WASHINGTON, DC – For patients with rheumatoid arthritis (RA) with interstitial lung disease (ILD), long-term survival seems better for those who receive rituximab as their first biologic rather than a tumor necrosis factor-α inhibitor (TNFi), according to a study presented at the annual meeting of the American College of Rheumatology.
Katie Druce, PhD, from the Arthritis UK Centre for Epidemiology at the University of Manchester, and colleagues examined five-year mortality in patients with RA-ILD starting either rituximab or TNFi as their first biologic therapy for RA.
The researchers found that there were 76 deaths in 804.9 person-years in the TNFi cohort and eight deaths in 156.7 person-years in the rituximab cohort during five years of follow-up. Per 1,000 person-years, the deaths rates were 94.4 and 51.0 in the TNFi and rituximab cohorts, respectively. In 36.5 percent of the 74 available death certificates from the TNFi cohort and all three certificates in the rituximab cohort, ILD was recorded.
In the rituximab treated patients, the unadjusted mortality risk was numerically half that seen in the TNFi-treated patients, although the difference was not statistically significant (hazard ratio, 0.51; 95 percent confidence interval, 0.25 to 1.06).
“The main message is that the death rates among patients with RA-ILD who started rituximab as their first biologic were lower compared to patients who started a TNFi,” a coauthor said in a statement.
One author disclosed financial ties to AbbVie and Pfizer.
Druce K, Iqbal K, Watson K, Symmons DPM, Hyrich KL, Kelly C. Mortality in patients with rheumatoid arthritis and interstitial lung disease treated with first line TNFi or rituximab therapies.
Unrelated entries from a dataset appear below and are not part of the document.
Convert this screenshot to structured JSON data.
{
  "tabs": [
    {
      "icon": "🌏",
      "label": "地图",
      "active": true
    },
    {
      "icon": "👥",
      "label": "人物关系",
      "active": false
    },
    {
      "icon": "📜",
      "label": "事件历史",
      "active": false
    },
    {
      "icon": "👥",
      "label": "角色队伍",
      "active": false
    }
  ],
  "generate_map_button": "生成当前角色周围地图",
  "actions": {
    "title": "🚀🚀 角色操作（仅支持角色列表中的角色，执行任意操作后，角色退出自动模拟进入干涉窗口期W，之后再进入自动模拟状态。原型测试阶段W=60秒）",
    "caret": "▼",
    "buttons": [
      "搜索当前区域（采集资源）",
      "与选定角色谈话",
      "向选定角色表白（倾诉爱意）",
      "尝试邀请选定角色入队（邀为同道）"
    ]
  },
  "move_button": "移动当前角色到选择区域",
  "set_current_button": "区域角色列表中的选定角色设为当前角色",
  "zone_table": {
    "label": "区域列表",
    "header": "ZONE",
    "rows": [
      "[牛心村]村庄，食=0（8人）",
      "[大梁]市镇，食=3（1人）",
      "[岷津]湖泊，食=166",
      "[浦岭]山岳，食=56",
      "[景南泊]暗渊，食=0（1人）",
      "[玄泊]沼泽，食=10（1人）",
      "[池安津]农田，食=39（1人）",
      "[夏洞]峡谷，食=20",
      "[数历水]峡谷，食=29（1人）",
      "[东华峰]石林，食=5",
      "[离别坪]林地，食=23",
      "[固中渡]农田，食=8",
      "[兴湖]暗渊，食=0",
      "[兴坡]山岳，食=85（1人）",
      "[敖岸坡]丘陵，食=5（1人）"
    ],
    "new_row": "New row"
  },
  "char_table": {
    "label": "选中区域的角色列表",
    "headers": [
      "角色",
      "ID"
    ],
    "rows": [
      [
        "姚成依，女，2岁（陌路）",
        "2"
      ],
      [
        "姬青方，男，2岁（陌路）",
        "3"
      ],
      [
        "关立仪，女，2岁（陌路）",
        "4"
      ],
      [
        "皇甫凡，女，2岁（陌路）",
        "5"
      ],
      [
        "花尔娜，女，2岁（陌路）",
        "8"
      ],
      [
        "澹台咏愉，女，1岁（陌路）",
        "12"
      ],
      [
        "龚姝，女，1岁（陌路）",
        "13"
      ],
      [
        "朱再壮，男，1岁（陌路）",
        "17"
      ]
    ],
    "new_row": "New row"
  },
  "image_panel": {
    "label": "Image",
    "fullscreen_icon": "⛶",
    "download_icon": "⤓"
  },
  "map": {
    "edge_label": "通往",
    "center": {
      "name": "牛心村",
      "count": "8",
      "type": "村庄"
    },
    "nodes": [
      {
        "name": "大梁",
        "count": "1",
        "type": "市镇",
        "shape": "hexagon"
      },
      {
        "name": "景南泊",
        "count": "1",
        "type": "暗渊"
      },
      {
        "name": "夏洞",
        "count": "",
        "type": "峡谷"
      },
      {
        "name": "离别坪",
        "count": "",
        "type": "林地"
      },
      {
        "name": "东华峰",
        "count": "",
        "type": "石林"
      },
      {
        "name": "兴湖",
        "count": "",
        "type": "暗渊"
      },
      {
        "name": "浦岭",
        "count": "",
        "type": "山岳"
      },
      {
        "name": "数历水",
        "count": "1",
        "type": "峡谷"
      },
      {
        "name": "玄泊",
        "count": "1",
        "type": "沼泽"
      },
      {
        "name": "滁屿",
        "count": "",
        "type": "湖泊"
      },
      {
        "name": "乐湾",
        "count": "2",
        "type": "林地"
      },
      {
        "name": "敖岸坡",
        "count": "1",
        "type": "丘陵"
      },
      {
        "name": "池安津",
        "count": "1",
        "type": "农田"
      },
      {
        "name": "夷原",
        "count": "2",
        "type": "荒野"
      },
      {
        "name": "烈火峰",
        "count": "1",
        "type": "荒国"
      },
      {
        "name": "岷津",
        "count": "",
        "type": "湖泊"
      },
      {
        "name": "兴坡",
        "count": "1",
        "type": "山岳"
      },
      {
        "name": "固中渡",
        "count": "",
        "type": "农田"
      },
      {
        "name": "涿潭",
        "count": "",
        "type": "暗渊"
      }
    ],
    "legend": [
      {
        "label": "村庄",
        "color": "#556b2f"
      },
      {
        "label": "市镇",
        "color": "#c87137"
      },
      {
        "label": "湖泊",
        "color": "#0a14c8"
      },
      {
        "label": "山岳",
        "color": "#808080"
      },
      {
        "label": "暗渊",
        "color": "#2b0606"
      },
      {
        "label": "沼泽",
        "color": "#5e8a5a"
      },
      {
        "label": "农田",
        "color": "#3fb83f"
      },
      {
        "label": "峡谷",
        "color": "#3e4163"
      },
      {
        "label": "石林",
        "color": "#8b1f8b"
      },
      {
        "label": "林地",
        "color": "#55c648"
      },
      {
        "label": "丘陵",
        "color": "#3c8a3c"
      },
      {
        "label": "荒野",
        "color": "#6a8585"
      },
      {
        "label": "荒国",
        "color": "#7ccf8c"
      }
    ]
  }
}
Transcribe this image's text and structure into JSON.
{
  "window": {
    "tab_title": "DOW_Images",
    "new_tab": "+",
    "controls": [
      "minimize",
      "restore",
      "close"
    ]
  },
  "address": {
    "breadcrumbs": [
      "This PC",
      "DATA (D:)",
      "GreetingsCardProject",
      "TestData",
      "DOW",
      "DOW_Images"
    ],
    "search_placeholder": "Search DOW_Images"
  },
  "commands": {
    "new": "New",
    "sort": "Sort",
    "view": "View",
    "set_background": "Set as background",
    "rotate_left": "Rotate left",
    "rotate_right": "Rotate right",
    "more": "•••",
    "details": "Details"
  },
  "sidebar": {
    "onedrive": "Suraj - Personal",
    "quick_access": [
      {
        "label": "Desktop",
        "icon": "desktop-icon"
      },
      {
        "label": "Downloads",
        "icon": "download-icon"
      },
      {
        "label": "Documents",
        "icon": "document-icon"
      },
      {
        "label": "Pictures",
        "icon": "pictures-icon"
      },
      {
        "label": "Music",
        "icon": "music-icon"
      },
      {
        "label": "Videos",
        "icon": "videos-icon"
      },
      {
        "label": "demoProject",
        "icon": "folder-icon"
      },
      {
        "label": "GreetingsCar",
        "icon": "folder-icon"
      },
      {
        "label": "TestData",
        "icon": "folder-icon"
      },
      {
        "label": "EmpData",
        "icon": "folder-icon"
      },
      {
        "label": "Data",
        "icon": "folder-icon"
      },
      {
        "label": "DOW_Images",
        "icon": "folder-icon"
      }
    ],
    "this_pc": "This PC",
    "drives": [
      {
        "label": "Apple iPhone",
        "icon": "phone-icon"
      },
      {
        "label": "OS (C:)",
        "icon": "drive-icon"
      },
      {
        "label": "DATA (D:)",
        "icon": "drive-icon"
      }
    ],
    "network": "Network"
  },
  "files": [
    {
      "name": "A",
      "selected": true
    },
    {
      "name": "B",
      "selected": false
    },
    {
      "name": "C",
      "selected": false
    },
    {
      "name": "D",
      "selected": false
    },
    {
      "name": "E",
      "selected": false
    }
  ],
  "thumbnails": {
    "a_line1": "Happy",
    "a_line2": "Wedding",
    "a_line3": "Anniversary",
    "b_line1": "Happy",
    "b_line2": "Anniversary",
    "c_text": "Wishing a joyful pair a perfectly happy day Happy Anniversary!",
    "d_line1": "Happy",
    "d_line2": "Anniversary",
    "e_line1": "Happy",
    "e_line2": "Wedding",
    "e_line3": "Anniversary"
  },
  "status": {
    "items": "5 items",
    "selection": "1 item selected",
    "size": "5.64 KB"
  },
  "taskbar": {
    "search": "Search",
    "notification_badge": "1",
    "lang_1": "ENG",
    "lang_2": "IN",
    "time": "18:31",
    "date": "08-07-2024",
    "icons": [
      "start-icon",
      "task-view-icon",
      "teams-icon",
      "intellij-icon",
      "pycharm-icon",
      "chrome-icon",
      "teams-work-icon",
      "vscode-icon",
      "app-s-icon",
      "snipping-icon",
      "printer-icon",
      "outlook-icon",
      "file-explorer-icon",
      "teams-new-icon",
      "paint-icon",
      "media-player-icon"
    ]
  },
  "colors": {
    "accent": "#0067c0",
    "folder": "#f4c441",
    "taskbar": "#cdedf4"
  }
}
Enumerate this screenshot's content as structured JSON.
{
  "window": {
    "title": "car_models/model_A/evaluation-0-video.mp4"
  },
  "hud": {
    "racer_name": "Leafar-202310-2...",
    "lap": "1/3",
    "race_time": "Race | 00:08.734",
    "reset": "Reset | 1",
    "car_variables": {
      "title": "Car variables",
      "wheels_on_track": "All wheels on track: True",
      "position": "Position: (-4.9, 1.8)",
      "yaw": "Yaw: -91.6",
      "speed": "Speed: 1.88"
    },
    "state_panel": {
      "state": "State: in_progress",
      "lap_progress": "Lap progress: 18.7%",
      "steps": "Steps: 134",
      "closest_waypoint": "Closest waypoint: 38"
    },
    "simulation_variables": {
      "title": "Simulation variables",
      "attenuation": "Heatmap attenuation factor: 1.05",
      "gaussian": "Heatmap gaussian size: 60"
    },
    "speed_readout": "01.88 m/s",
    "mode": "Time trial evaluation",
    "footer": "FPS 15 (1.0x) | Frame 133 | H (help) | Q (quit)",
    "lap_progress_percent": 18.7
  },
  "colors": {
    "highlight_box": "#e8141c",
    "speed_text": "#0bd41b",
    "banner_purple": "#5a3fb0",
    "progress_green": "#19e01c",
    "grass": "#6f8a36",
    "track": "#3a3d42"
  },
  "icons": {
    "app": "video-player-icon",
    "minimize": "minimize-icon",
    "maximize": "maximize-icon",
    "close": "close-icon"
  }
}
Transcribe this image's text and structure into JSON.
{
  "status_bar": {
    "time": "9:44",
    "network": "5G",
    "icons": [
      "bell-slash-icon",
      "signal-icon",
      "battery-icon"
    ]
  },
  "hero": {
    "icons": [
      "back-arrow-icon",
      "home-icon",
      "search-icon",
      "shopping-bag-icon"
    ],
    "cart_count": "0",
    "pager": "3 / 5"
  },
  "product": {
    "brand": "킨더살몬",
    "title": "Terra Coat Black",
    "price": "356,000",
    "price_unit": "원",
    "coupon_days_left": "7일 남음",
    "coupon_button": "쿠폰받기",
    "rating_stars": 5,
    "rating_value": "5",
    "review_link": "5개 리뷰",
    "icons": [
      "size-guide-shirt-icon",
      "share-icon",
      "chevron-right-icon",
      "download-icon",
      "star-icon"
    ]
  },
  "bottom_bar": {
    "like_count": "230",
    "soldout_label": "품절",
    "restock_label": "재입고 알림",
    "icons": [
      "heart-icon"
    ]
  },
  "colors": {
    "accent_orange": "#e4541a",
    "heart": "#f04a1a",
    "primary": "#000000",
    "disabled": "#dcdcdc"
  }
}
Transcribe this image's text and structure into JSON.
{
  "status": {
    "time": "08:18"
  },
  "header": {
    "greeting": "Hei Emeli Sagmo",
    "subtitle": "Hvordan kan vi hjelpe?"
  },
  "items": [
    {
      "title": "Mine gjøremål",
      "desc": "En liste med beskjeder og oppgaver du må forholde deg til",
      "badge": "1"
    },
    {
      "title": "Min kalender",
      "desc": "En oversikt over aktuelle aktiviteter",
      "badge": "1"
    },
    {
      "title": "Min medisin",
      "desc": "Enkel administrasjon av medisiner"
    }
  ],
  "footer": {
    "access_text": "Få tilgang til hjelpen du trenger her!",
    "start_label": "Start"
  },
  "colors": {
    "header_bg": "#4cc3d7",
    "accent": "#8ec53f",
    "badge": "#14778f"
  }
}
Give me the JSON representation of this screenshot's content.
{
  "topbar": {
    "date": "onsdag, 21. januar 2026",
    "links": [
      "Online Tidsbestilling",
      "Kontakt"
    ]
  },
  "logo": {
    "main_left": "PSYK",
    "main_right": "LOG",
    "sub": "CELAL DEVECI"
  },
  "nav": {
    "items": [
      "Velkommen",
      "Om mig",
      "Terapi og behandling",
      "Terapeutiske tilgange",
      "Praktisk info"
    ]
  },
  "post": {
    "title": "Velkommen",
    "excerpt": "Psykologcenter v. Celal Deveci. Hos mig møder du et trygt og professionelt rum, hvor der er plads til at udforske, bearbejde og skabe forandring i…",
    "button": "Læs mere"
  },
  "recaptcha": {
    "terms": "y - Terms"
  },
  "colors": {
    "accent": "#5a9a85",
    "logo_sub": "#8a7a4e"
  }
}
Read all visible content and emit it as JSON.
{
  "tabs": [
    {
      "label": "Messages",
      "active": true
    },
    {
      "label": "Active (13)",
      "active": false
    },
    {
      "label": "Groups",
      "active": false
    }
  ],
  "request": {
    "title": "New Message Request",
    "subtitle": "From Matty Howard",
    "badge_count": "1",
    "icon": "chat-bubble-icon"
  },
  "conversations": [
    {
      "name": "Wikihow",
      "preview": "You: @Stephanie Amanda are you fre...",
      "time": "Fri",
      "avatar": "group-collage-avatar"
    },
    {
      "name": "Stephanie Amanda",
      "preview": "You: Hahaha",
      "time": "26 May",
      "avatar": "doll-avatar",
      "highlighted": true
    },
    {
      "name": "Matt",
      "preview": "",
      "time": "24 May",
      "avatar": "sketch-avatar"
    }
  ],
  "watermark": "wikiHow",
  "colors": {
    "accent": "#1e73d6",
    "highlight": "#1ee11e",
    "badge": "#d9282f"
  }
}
Presented at: the 2016 American College of Rheumatology/ Association of Rheumatology Health Professionals (ACR/ARHP) Annual Meeting. November 11-16, 2016; Washington, DC. Abstract #3065